Input:
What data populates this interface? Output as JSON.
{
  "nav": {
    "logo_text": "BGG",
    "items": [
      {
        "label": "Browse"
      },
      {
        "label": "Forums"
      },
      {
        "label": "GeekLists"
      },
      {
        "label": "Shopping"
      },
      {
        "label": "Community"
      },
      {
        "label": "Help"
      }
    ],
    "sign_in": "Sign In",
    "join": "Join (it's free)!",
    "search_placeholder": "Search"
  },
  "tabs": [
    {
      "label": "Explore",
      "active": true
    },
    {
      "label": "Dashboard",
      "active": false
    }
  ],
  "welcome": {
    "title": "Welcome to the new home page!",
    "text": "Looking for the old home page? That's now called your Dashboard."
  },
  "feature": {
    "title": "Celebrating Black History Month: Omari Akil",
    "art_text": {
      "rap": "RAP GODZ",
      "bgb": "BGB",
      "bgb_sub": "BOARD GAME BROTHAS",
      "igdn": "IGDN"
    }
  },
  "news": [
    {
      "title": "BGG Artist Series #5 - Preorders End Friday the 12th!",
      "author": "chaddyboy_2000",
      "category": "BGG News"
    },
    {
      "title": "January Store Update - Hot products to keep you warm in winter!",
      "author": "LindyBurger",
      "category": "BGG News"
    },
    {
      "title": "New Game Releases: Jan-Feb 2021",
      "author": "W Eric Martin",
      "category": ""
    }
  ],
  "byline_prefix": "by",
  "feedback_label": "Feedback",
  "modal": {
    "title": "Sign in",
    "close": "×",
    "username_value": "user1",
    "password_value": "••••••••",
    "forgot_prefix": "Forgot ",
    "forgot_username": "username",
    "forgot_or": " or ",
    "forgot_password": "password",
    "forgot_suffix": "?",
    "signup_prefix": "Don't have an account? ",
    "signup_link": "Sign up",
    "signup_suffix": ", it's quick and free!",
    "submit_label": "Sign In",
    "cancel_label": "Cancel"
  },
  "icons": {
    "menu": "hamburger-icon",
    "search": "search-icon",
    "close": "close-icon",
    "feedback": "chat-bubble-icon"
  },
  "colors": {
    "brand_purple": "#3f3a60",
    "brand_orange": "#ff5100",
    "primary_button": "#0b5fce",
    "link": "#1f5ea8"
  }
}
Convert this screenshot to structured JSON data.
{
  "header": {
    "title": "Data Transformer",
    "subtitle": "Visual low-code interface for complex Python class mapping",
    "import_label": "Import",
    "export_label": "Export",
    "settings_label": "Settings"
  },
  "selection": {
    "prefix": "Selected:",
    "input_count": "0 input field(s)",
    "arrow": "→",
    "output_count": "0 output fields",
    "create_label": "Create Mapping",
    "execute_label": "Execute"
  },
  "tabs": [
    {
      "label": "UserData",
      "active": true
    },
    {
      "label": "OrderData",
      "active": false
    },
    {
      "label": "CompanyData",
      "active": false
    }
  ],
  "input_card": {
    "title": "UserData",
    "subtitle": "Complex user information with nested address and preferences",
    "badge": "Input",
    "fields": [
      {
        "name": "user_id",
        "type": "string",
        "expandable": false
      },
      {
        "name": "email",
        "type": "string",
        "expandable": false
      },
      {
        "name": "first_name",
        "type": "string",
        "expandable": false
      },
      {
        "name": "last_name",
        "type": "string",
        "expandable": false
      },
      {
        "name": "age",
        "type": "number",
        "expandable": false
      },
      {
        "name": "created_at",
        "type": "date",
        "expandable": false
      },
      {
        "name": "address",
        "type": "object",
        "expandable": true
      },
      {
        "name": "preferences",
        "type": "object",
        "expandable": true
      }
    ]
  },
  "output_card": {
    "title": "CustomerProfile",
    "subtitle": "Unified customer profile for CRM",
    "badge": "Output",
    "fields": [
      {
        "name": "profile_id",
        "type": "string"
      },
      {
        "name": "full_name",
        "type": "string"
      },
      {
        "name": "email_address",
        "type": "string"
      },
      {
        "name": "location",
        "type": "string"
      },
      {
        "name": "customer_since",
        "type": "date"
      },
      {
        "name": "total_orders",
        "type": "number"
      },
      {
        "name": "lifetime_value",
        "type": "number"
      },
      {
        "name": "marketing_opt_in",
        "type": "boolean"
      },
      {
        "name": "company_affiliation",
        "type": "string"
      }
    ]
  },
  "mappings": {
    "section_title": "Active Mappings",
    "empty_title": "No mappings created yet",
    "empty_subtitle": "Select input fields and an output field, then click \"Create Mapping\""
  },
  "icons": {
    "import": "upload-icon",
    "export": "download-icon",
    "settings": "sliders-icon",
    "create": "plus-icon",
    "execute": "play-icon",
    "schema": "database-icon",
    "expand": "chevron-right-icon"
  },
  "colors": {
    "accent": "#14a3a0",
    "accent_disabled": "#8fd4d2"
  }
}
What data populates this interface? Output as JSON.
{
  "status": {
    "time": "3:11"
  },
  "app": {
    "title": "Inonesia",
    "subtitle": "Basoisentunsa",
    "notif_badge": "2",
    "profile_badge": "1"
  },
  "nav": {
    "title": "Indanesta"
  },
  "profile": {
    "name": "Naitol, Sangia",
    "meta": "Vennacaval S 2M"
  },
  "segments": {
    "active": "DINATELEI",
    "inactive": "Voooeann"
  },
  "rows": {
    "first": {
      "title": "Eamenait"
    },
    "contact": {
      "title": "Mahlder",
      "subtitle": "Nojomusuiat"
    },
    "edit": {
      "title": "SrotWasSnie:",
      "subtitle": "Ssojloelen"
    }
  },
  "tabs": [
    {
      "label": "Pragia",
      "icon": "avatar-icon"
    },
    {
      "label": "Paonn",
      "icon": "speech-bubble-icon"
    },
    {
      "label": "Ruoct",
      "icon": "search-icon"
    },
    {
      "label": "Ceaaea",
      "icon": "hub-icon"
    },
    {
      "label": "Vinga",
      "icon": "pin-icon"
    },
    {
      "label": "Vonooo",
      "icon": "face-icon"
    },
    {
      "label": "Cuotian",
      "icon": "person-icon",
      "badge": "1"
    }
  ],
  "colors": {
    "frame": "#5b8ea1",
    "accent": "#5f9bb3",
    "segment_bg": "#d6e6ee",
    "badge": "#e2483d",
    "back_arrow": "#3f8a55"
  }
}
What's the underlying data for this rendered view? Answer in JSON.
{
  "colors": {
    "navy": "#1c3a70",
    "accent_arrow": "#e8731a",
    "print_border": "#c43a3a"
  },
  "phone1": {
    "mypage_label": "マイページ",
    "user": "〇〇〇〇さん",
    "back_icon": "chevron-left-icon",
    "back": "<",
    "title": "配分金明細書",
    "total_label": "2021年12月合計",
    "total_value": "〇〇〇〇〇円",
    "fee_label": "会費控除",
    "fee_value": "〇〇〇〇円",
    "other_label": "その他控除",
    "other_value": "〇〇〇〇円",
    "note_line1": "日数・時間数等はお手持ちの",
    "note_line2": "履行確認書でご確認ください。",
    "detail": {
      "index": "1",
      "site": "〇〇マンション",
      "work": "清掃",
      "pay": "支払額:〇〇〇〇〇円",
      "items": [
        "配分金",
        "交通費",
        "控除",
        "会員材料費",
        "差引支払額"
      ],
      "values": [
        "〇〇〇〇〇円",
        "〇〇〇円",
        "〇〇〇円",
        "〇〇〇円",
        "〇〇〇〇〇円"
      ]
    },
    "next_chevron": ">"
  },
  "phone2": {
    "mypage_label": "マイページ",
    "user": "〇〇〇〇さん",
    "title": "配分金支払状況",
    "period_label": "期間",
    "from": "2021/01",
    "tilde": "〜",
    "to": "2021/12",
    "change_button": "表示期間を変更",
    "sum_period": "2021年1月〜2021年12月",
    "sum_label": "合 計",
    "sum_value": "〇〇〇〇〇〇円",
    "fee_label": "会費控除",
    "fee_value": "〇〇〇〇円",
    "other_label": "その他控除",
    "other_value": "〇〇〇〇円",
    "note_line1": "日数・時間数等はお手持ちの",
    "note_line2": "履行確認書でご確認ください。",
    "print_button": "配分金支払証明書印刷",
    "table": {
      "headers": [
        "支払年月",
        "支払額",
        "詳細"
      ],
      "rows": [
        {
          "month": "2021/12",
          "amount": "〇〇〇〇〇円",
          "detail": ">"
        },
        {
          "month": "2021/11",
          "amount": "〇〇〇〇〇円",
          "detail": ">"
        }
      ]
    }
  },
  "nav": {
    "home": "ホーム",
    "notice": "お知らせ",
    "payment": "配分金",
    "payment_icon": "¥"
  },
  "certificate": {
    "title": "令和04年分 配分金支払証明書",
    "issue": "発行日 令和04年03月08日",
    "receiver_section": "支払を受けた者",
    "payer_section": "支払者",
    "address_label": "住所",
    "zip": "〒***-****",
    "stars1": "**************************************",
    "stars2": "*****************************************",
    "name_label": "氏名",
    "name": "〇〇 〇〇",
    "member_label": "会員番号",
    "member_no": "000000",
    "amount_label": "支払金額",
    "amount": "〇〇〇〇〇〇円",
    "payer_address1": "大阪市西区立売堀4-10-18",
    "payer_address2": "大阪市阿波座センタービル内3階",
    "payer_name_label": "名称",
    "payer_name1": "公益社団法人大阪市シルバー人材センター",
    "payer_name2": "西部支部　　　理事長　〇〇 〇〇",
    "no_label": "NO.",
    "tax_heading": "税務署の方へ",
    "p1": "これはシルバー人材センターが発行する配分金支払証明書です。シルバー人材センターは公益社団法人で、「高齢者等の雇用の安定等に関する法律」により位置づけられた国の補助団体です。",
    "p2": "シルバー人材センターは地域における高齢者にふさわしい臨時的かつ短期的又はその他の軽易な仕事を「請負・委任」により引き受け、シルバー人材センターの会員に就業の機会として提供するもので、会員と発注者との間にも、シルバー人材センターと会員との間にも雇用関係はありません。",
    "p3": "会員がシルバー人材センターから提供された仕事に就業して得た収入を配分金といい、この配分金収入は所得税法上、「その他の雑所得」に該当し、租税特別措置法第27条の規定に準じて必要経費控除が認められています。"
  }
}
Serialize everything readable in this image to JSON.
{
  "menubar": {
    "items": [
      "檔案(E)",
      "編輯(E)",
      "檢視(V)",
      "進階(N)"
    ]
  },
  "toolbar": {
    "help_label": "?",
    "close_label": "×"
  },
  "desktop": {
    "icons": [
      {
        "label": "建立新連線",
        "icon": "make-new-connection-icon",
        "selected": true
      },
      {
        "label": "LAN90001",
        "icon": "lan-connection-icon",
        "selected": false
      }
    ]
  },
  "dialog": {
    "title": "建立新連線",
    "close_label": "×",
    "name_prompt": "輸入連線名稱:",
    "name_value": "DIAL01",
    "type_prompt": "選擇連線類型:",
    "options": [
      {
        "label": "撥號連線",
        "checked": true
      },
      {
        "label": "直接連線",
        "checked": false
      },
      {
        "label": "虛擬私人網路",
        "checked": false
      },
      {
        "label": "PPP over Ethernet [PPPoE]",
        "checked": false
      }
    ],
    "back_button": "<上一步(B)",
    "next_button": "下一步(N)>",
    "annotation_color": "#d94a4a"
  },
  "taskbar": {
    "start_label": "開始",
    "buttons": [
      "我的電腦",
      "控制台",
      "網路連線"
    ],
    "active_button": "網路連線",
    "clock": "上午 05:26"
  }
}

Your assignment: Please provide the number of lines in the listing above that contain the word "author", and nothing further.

Final answer: 3